EXTRACTED DATA:
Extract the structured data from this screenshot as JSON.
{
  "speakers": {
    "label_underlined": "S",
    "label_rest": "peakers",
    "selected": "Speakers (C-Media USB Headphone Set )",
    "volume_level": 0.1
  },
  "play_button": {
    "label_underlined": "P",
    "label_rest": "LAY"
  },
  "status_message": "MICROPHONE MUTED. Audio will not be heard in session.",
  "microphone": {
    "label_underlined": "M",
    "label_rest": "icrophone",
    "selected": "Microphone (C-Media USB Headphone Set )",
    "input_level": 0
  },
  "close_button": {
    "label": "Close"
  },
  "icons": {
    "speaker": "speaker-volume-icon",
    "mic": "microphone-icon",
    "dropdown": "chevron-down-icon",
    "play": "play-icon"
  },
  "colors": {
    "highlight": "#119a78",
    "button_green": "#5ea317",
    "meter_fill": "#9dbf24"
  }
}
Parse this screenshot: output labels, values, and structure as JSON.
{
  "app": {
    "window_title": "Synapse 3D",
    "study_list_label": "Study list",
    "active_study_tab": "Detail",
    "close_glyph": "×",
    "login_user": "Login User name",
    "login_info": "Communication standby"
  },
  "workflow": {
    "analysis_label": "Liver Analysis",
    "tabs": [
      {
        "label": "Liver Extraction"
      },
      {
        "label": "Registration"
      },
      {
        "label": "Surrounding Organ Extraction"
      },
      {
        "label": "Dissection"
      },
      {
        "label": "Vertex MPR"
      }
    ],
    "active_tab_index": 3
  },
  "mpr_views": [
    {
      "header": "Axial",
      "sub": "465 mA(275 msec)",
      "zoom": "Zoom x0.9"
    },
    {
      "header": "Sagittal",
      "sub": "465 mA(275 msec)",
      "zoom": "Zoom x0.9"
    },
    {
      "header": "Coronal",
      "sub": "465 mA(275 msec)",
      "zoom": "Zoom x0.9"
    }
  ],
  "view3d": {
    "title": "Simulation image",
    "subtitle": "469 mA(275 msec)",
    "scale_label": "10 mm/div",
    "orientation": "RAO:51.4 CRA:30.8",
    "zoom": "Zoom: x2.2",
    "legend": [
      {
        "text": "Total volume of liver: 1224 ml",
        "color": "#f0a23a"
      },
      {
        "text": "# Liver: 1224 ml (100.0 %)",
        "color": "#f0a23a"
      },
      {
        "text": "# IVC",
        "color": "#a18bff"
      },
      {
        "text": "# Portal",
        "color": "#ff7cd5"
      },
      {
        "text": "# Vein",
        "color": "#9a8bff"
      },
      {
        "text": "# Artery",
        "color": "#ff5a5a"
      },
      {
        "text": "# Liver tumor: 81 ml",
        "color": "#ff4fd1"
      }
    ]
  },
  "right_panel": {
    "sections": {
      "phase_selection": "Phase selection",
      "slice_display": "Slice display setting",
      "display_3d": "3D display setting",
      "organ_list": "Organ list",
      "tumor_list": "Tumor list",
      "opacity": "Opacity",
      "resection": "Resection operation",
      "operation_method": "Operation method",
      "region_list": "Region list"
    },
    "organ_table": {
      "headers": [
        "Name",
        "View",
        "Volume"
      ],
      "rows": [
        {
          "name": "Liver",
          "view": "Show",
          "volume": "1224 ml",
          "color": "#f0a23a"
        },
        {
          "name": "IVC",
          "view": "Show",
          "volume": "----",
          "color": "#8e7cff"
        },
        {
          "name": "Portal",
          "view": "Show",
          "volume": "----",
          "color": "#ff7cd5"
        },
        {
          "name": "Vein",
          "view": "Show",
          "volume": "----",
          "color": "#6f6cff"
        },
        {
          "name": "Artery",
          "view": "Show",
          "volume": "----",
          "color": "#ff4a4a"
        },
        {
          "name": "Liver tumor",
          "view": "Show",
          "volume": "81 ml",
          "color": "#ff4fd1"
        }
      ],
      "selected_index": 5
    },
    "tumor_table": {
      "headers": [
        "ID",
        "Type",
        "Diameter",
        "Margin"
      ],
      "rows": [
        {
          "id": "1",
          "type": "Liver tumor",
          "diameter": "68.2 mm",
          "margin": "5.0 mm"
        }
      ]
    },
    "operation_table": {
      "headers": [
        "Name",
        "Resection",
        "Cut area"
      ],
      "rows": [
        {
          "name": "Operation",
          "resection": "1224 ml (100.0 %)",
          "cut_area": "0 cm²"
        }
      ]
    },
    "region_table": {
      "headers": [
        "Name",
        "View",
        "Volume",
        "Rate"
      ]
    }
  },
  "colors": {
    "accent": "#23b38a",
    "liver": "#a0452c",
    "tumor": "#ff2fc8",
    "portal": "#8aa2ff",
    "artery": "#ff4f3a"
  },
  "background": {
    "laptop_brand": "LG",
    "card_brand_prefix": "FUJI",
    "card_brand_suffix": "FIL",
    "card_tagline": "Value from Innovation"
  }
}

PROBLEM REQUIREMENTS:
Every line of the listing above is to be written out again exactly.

SOLUTION BELOW:
Extract the structured data from this screenshot as JSON.
{
  "speakers": {
    "label_underlined": "S",
    "label_rest": "peakers",
    "selected": "Speakers (C-Media USB Headphone Set )",
    "volume_level": 0.1
  },
  "play_button": {
    "label_underlined": "P",
    "label_rest": "LAY"
  },
  "status_message": "MICROPHONE MUTED. Audio will not be heard in session.",
  "microphone": {
    "label_underlined": "M",
    "label_rest": "icrophone",
    "selected": "Microphone (C-Media USB Headphone Set )",
    "input_level": 0
  },
  "close_button": {
    "label": "Close"
  },
  "icons": {
    "speaker": "speaker-volume-icon",
    "mic": "microphone-icon",
    "dropdown": "chevron-down-icon",
    "play": "play-icon"
  },
  "colors": {
    "highlight": "#119a78",
    "button_green": "#5ea317",
    "meter_fill": "#9dbf24"
  }
}
Parse this screenshot: output labels, values, and structure as JSON.
{
  "app": {
    "window_title": "Synapse 3D",
    "study_list_label": "Study list",
    "active_study_tab": "Detail",
    "close_glyph": "×",
    "login_user": "Login User name",
    "login_info": "Communication standby"
  },
  "workflow": {
    "analysis_label": "Liver Analysis",
    "tabs": [
      {
        "label": "Liver Extraction"
      },
      {
        "label": "Registration"
      },
      {
        "label": "Surrounding Organ Extraction"
      },
      {
        "label": "Dissection"
      },
      {
        "label": "Vertex MPR"
      }
    ],
    "active_tab_index": 3
  },
  "mpr_views": [
    {
      "header": "Axial",
      "sub": "465 mA(275 msec)",
      "zoom": "Zoom x0.9"
    },
    {
      "header": "Sagittal",
      "sub": "465 mA(275 msec)",
      "zoom": "Zoom x0.9"
    },
    {
      "header": "Coronal",
      "sub": "465 mA(275 msec)",
      "zoom": "Zoom x0.9"
    }
  ],
  "view3d": {
    "title": "Simulation image",
    "subtitle": "469 mA(275 msec)",
    "scale_label": "10 mm/div",
    "orientation": "RAO:51.4 CRA:30.8",
    "zoom": "Zoom: x2.2",
    "legend": [
      {
        "text": "Total volume of liver: 1224 ml",
        "color": "#f0a23a"
      },
      {
        "text": "# Liver: 1224 ml (100.0 %)",
        "color": "#f0a23a"
      },
      {
        "text": "# IVC",
        "color": "#a18bff"
      },
      {
        "text": "# Portal",
        "color": "#ff7cd5"
      },
      {
        "text": "# Vein",
        "color": "#9a8bff"
      },
      {
        "text": "# Artery",
        "color": "#ff5a5a"
      },
      {
        "text": "# Liver tumor: 81 ml",
        "color": "#ff4fd1"
      }
    ]
  },
  "right_panel": {
    "sections": {
      "phase_selection": "Phase selection",
      "slice_display": "Slice display setting",
      "display_3d": "3D display setting",
      "organ_list": "Organ list",
      "tumor_list": "Tumor list",
      "opacity": "Opacity",
      "resection": "Resection operation",
      "operation_method": "Operation method",
      "region_list": "Region list"
    },
    "organ_table": {
      "headers": [
        "Name",
        "View",
        "Volume"
      ],
      "rows": [
        {
          "name": "Liver",
          "view": "Show",
          "volume": "1224 ml",
          "color": "#f0a23a"
        },
        {
          "name": "IVC",
          "view": "Show",
          "volume": "----",
          "color": "#8e7cff"
        },
        {
          "name": "Portal",
          "view": "Show",
          "volume": "----",
          "color": "#ff7cd5"
        },
        {
          "name": "Vein",
          "view": "Show",
          "volume": "----",
          "color": "#6f6cff"
        },
        {
          "name": "Artery",
          "view": "Show",
          "volume": "----",
          "color": "#ff4a4a"
        },
        {
          "name": "Liver tumor",
          "view": "Show",
          "volume": "81 ml",
          "color": "#ff4fd1"
        }
      ],
      "selected_index": 5
    },
    "tumor_table": {
      "headers": [
        "ID",
        "Type",
        "Diameter",
        "Margin"
      ],
      "rows": [
        {
          "id": "1",
          "type": "Liver tumor",
          "diameter": "68.2 mm",
          "margin": "5.0 mm"
        }
      ]
    },
    "operation_table": {
      "headers": [
        "Name",
        "Resection",
        "Cut area"
      ],
      "rows": [
        {
          "name": "Operation",
          "resection": "1224 ml (100.0 %)",
          "cut_area": "0 cm²"
        }
      ]
    },
    "region_table": {
      "headers": [
        "Name",
        "View",
        "Volume",
        "Rate"
      ]
    }
  },
  "colors": {
    "accent": "#23b38a",
    "liver": "#a0452c",
    "tumor": "#ff2fc8",
    "portal": "#8aa2ff",
    "artery": "#ff4f3a"
  },
  "background": {
    "laptop_brand": "LG",
    "card_brand_prefix": "FUJI",
    "card_brand_suffix": "FIL",
    "card_tagline": "Value from Innovation"
  }
}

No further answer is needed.